--- Source material ---
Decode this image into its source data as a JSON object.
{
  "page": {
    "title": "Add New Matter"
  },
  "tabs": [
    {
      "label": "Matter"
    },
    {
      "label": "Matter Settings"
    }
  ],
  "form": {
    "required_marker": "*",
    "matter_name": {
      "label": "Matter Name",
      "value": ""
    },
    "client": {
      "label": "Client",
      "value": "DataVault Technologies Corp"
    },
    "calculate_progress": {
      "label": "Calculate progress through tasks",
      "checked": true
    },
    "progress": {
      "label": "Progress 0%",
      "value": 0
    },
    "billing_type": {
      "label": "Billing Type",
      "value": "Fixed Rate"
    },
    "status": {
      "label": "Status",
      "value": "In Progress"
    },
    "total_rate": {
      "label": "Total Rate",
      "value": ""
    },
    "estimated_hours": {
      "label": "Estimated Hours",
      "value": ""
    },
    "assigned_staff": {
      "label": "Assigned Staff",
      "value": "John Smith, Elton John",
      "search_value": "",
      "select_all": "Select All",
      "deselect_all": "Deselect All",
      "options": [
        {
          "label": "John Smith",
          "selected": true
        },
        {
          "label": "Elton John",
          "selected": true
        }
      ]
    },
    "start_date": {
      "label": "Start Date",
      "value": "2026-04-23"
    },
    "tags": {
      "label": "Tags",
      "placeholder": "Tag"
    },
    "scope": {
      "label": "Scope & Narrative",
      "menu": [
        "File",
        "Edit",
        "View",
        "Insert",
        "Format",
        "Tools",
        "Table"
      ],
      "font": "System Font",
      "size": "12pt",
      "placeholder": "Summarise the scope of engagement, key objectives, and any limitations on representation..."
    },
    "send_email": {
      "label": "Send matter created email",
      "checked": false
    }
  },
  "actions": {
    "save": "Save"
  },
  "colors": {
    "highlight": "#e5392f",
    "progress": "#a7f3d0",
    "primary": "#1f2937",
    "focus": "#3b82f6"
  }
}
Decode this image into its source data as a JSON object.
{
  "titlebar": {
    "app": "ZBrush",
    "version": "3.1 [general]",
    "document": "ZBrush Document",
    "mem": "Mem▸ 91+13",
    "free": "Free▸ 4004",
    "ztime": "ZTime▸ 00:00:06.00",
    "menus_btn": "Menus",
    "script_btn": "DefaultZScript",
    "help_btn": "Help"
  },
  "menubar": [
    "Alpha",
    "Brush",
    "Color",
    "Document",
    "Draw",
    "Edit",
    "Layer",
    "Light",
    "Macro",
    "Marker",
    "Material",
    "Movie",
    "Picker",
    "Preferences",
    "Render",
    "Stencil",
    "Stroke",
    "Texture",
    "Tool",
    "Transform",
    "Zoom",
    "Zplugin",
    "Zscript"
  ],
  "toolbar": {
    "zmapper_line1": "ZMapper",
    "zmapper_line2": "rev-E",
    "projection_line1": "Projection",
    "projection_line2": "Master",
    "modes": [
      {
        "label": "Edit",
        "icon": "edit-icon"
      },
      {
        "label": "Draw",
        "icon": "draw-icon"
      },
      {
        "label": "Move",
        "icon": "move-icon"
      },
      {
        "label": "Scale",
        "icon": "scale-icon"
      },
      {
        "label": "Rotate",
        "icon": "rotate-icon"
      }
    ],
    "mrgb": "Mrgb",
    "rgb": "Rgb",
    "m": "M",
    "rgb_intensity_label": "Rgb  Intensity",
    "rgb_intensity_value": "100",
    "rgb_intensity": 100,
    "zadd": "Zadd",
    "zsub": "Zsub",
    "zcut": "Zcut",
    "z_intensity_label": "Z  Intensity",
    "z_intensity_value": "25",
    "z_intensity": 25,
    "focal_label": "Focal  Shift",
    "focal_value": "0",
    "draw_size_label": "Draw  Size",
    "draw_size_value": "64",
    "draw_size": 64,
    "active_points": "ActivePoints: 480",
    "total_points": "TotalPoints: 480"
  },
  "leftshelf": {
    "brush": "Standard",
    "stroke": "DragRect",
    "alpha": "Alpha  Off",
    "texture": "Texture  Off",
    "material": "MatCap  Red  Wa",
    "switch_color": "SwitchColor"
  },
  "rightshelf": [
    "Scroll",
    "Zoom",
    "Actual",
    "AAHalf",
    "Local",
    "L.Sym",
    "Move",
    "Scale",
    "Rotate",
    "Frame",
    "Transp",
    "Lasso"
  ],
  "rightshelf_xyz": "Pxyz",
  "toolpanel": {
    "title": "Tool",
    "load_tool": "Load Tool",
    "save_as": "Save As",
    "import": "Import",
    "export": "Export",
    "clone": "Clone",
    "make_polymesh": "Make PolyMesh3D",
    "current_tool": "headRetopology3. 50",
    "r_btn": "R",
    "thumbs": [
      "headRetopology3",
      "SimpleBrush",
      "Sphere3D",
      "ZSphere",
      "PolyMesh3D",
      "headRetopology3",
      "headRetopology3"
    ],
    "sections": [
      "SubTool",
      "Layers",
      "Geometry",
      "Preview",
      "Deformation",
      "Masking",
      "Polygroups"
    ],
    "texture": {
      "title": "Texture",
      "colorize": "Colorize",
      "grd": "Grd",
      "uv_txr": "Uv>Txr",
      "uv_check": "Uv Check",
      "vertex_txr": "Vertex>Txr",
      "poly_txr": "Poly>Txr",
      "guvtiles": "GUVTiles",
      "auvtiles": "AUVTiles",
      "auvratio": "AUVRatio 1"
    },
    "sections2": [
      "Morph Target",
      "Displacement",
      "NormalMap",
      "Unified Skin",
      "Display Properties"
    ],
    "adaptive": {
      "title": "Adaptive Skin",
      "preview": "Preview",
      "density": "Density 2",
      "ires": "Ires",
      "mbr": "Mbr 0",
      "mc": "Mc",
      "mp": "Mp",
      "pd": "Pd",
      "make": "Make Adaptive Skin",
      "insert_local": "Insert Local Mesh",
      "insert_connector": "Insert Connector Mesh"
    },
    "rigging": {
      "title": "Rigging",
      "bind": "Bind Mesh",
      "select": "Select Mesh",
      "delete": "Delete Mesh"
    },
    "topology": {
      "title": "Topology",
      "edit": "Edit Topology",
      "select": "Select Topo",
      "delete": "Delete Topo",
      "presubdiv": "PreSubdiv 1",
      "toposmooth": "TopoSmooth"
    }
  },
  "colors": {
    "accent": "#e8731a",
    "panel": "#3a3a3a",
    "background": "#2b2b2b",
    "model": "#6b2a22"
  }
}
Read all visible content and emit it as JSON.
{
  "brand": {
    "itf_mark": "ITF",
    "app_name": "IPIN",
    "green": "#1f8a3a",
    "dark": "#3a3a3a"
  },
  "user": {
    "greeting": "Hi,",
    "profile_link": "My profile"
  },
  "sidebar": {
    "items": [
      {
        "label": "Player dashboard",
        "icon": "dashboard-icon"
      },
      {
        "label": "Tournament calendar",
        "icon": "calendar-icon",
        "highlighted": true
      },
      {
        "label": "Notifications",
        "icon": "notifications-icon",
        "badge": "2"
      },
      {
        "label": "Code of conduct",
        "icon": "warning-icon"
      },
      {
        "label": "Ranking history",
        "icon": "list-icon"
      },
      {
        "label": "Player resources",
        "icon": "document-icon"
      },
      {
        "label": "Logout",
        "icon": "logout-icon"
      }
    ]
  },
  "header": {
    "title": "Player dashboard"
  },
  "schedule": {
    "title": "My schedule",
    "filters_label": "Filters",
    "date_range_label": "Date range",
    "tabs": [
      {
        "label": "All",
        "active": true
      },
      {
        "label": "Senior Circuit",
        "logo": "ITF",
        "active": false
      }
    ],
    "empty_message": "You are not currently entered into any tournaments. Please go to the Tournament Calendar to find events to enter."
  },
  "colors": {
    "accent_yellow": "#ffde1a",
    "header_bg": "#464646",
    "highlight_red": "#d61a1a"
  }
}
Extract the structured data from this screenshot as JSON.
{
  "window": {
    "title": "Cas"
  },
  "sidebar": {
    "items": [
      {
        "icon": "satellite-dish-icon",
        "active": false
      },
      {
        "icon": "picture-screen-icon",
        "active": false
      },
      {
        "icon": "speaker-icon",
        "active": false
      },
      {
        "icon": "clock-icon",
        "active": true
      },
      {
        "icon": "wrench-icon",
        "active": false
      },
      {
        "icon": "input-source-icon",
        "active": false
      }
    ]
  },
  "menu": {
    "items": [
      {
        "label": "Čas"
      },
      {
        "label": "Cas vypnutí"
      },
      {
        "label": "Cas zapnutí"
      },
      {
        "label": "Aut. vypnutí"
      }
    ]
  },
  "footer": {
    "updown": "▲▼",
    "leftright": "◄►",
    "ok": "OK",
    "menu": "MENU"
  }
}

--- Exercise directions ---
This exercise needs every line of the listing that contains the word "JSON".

--- Written reply ---
Decode this image into its source data as a JSON object.
Decode this image into its source data as a JSON object.
Read all visible content and emit it as JSON.
Extract the structured data from this screenshot as JSON.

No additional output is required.